Monday, October 7, 2013

Who's coming through the "Door" at Lakeside?

The "Door"
Hayam Salomon
Hayam Salomon in Chicago
This year at Lakeside Congregation we have a door on the Bimah and every Sunday morning at 10:00 am when T'filah are scheduled to begin our Mad Scientist, AKA as Noah Whiteman, helps to bring a new character from American Jewish history through the door.  We began with Hayam Salomon, (Bill Goodman) who helped finance the Revolutionary War AND has a statue in Chicago at Wacker and Wabash with George Washington.    

We invite our guest to stay and pray with us; and those guests who have been from the 1700-1800's so far are very surprised to see that we pray with men and and women sitting together, have someone playing guitar and have a siddur in English and Hebrew. They are very pleased to see the future of American Jewry.  They are very happy to see that American Jewry is alive and well in 2013.

 After Hayam Salomon we went back even farther in time and brought back Asser Levy, (Michael Schaffer). Asser Levy was one of the first Jewish settlers of the Durch colony of New Amsterdam on Manhatten Island. He was also the first  Jew to own a house in the New World, to be a solider in the army and to the first Jewish Butcher.  You can see him with his butcher's apron below.
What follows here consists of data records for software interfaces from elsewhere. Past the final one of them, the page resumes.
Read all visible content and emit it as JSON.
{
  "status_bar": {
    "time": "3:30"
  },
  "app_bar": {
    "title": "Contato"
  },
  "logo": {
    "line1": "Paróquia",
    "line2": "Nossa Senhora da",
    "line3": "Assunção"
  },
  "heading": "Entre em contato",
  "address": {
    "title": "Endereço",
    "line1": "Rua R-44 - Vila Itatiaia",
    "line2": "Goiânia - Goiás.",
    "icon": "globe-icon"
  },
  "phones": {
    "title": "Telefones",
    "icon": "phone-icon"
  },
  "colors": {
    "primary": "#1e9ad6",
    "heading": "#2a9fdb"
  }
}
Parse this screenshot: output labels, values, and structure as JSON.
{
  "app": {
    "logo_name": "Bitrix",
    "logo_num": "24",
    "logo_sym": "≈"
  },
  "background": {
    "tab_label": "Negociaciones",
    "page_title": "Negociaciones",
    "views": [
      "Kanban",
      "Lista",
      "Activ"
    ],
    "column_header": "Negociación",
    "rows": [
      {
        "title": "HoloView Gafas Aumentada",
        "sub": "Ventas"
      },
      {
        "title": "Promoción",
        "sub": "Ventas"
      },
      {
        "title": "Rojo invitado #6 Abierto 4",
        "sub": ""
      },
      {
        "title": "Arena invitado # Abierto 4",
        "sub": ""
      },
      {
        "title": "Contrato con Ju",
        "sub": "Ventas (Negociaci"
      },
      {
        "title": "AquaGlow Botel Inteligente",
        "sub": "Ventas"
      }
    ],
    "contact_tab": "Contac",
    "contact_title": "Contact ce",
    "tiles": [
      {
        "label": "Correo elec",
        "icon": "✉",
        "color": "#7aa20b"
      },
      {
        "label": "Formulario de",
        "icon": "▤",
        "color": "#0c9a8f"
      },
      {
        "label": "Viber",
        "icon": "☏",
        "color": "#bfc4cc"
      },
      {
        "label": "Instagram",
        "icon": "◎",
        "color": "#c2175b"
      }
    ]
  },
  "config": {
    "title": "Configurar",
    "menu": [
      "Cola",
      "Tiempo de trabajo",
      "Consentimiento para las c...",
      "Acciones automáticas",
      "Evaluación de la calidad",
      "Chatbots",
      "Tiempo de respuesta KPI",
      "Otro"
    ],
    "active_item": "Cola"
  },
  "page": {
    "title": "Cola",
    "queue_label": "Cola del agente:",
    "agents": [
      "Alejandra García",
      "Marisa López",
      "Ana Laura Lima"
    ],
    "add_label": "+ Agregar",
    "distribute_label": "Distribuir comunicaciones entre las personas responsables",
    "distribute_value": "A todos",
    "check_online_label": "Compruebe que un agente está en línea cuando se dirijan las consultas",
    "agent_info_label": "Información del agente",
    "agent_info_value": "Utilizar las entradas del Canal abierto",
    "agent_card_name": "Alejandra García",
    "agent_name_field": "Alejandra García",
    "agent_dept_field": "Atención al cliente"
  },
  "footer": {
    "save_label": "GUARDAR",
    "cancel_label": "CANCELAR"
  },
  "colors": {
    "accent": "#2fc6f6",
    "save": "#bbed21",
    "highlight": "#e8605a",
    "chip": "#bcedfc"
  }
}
Asser Levy and our Mad Scientist
  Rebecca Gratz, (Emily Crane), was our next visiter and she  helped to establish the first Sunday school, for which all of my students were very thankful. At the age of 20 in 1801 she helped to found the Female Association for the Relief of Woman and Children in Reduced Circumstances.  Later on her family founded Gratz College which is still in Philadelphia today.  She was astonished to see me lead t'filot in pants but I think we won her over.

Before we our guest goes back into time to finish their important work they sign our door and we sing them back into time.  We have a wonderful song, composed and sung by our own Adam Kahan, Dor L'Dor (from generation to Generation and a pun on Door) We want to make sure all our guests get back in time to complete their work and make their mark on history.  We also put their picture on our website with a short biography to help us remember them.

Besides our students learning about Jewish history, this project is a wonderful way to include parents and congregants in a weekly project.  The costumes are simple and wigs or hats go a long way every week.   I plan on raiding the local Halloween stores early on November 1st this year.
Rebecca Gratz

This idea was originally the brain child of Anne Stein at Congregation Etz Chaim in Lombard.  This year Anne and I have shared this project and have a wonderful time planning together.  We are looking forward to a fun year of costumes, characters and congregants.